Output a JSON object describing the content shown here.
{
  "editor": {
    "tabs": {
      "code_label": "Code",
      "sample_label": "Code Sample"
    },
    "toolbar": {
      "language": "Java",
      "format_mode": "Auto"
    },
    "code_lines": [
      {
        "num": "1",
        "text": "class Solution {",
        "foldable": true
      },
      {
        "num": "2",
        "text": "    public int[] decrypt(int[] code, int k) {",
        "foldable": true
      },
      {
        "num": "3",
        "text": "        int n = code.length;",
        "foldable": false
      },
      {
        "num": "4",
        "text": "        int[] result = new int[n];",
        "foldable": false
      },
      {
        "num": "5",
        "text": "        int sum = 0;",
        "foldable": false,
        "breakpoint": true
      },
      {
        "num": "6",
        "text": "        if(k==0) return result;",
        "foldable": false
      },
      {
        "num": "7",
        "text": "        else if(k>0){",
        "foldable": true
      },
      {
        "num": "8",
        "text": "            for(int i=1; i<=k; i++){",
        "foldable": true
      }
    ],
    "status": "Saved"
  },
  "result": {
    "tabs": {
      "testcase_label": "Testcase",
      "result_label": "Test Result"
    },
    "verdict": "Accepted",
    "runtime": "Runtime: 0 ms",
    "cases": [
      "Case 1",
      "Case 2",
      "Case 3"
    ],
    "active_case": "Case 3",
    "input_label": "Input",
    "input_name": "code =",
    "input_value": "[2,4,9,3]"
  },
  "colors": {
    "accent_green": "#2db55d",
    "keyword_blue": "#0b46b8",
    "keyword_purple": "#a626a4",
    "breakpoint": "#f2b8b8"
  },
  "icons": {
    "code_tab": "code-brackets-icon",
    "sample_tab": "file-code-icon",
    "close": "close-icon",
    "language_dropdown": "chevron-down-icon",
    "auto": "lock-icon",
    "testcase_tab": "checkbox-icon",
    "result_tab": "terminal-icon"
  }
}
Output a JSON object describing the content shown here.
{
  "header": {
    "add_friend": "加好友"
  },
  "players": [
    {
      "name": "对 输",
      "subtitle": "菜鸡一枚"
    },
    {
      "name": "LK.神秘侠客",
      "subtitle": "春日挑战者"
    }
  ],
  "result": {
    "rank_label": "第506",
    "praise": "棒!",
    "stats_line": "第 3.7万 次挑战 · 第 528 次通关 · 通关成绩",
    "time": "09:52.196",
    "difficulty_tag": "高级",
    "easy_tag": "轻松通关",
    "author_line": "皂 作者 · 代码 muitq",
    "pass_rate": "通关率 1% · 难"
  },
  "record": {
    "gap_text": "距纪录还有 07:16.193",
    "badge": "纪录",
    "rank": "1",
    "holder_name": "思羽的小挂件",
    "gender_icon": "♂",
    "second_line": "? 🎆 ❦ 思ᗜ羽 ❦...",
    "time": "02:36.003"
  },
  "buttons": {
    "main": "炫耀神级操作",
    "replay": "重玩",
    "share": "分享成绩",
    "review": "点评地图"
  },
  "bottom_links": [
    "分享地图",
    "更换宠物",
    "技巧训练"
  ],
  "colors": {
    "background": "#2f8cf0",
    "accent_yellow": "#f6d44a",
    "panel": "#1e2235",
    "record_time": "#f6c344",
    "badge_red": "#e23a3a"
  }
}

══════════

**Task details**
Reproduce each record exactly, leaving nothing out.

**Solution to this exercise**
Output a JSON object describing the content shown here.
{
  "editor": {
    "tabs": {
      "code_label": "Code",
      "sample_label": "Code Sample"
    },
    "toolbar": {
      "language": "Java",
      "format_mode": "Auto"
    },
    "code_lines": [
      {
        "num": "1",
        "text": "class Solution {",
        "foldable": true
      },
      {
        "num": "2",
        "text": "    public int[] decrypt(int[] code, int k) {",
        "foldable": true
      },
      {
        "num": "3",
        "text": "        int n = code.length;",
        "foldable": false
      },
      {
        "num": "4",
        "text": "        int[] result = new int[n];",
        "foldable": false
      },
      {
        "num": "5",
        "text": "        int sum = 0;",
        "foldable": false,
        "breakpoint": true
      },
      {
        "num": "6",
        "text": "        if(k==0) return result;",
        "foldable": false
      },
      {
        "num": "7",
        "text": "        else if(k>0){",
        "foldable": true
      },
      {
        "num": "8",
        "text": "            for(int i=1; i<=k; i++){",
        "foldable": true
      }
    ],
    "status": "Saved"
  },
  "result": {
    "tabs": {
      "testcase_label": "Testcase",
      "result_label": "Test Result"
    },
    "verdict": "Accepted",
    "runtime": "Runtime: 0 ms",
    "cases": [
      "Case 1",
      "Case 2",
      "Case 3"
    ],
    "active_case": "Case 3",
    "input_label": "Input",
    "input_name": "code =",
    "input_value": "[2,4,9,3]"
  },
  "colors": {
    "accent_green": "#2db55d",
    "keyword_blue": "#0b46b8",
    "keyword_purple": "#a626a4",
    "breakpoint": "#f2b8b8"
  },
  "icons": {
    "code_tab": "code-brackets-icon",
    "sample_tab": "file-code-icon",
    "close": "close-icon",
    "language_dropdown": "chevron-down-icon",
    "auto": "lock-icon",
    "testcase_tab": "checkbox-icon",
    "result_tab": "terminal-icon"
  }
}
Output a JSON object describing the content shown here.
{
  "header": {
    "add_friend": "加好友"
  },
  "players": [
    {
      "name": "对 输",
      "subtitle": "菜鸡一枚"
    },
    {
      "name": "LK.神秘侠客",
      "subtitle": "春日挑战者"
    }
  ],
  "result": {
    "rank_label": "第506",
    "praise": "棒!",
    "stats_line": "第 3.7万 次挑战 · 第 528 次通关 · 通关成绩",
    "time": "09:52.196",
    "difficulty_tag": "高级",
    "easy_tag": "轻松通关",
    "author_line": "皂 作者 · 代码 muitq",
    "pass_rate": "通关率 1% · 难"
  },
  "record": {
    "gap_text": "距纪录还有 07:16.193",
    "badge": "纪录",
    "rank": "1",
    "holder_name": "思羽的小挂件",
    "gender_icon": "♂",
    "second_line": "? 🎆 ❦ 思ᗜ羽 ❦...",
    "time": "02:36.003"
  },
  "buttons": {
    "main": "炫耀神级操作",
    "replay": "重玩",
    "share": "分享成绩",
    "review": "点评地图"
  },
  "bottom_links": [
    "分享地图",
    "更换宠物",
    "技巧训练"
  ],
  "colors": {
    "background": "#2f8cf0",
    "accent_yellow": "#f6d44a",
    "panel": "#1e2235",
    "record_time": "#f6c344",
    "badge_red": "#e23a3a"
  }
}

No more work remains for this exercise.